In Arizona there is another way to change your name that is not listed on your site. Arizona is a state that has a common law name change. Basically you just have to start changing your documents in Arizona and it all goes through. There is some weirdness however. The DMV won't change stuff until you have changed it with Social Security, and even then it takes 48 hours for Social Security stuff to be updated with the DMV's database (this and the following is true in most states including North Carolina). Social Security requires two forms of ID, one with your old name and one with your new or one with your old and a court order.

Passport will change it with a court order or if you can prove you have gone by that name for five years. You can get a form online or from your local passport place (usually a post office) then mail that along with your court order or proof of having gone by that name for five years and your passport to the charleston passport office. It is free. Most birth certificates can only be changed with a court order. So you might end up having some documents that say one thing and others that say another and no one could give me a good answer as to what to do about that. That being said, once you change over most of your stuff you can have more of a leg to stand on for why you want to change your name. It also doesn't cost the two hundred dollars or so that court fees are in Arizona.

Editor's note: though it is possible in many states to change your name on some forms without a court order, it is going to be much easier to change everything once you have taken that step. I strongly advise getting a court order for name change.

From a reader in May 2005:

I just spent two hours with MVD in Arizona changing my name and gender on my driver's license. They had no problem on the name change but did have a problem the gender change. I brought the letters from my doctors as recommended but they would not accept them. I remained persistent with the supervisor and told them that they needed to revist to Policy (MVD- DL 400.15) a second time and bring a copy of it back to me. The supevisor claimed that because I still had "all of my parts" I wouldn't qualify.
When the supervisor returned she admitted that they were in error but that my doctors letter was in error since it did not contain his license number.....such bureaucrats.
So here are the requirements right out of the policy...
A signed statement from a licensed physician is required. The signed statement must:

  • State that the customer is irrevocably  committed to the gender-change process
  • Include the physician's license  number
  • Cannot be dated more than three (3) months  prior to the date of it's submission
  • Note: It is not necessary for the customer to have completed the surgical gender-change procedure.
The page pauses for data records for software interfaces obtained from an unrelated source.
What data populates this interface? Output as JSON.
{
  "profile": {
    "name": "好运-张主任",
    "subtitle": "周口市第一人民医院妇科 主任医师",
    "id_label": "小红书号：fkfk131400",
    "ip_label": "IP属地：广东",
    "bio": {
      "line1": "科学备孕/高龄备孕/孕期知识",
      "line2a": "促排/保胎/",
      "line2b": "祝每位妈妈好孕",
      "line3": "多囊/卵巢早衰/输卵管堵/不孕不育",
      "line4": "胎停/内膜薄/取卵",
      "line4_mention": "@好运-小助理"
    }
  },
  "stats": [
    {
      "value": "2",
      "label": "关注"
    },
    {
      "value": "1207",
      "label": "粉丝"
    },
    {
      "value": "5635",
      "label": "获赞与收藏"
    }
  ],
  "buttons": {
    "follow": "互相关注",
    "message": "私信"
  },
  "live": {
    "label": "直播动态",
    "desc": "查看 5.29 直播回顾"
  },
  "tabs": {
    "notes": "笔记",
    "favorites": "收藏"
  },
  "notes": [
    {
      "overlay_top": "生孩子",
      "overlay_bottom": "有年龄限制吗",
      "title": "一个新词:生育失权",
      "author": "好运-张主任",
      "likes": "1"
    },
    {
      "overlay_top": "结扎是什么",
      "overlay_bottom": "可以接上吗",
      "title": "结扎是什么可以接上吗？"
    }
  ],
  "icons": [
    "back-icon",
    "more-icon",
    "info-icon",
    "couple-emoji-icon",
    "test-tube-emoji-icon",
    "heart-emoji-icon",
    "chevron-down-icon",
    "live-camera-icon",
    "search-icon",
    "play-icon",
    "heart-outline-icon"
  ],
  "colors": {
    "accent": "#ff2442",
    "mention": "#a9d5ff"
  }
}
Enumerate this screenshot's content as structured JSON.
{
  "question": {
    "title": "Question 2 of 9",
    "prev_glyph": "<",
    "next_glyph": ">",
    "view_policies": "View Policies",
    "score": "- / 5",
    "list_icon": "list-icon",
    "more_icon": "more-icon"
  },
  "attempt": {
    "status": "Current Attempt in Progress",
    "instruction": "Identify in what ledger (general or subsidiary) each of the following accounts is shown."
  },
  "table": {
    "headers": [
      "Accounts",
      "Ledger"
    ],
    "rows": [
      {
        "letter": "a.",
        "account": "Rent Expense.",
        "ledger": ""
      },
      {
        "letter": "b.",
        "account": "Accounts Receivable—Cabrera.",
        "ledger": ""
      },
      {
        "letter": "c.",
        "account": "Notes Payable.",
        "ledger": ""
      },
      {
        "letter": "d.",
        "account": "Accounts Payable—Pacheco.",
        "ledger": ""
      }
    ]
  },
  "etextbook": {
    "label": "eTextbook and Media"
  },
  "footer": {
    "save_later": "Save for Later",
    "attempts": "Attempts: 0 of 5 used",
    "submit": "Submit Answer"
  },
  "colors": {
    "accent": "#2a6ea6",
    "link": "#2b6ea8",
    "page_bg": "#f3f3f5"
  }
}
Arizona State law

Arizona Name Change Law

2-60112-601. Application; venue; judgment

A. When a person desires to change his name and to adopt another name, he may file an application in the superior court in the county of his residence, setting forth reasons for the change of name and the name he wishes to adopt. The court may enter judgment that the adopted name of the party be substituted for the original name.

B. The parent, guardian ad litem or next friend of a minor may file an application for change of the name of the minor in the county of the minor's residence. The court shall consider the best interests of the child in determining whether to enter judgment that the name of the minor be changed. 12-601

12-60212-602. Notice of application; effect of change on rights and obligations

A. If upon the filing of the application for change of name the court deems it proper that notice be given, it may order that notice of the application be given by publication or by service upon any party interested.

B. The change of name shall not operate to release the person from any obligations which he has incurred or is under by the original name, or defeat or destroy any rights of property or action which he had in his original name. 12-602


Precedent for transsexuals

[no specific case noted]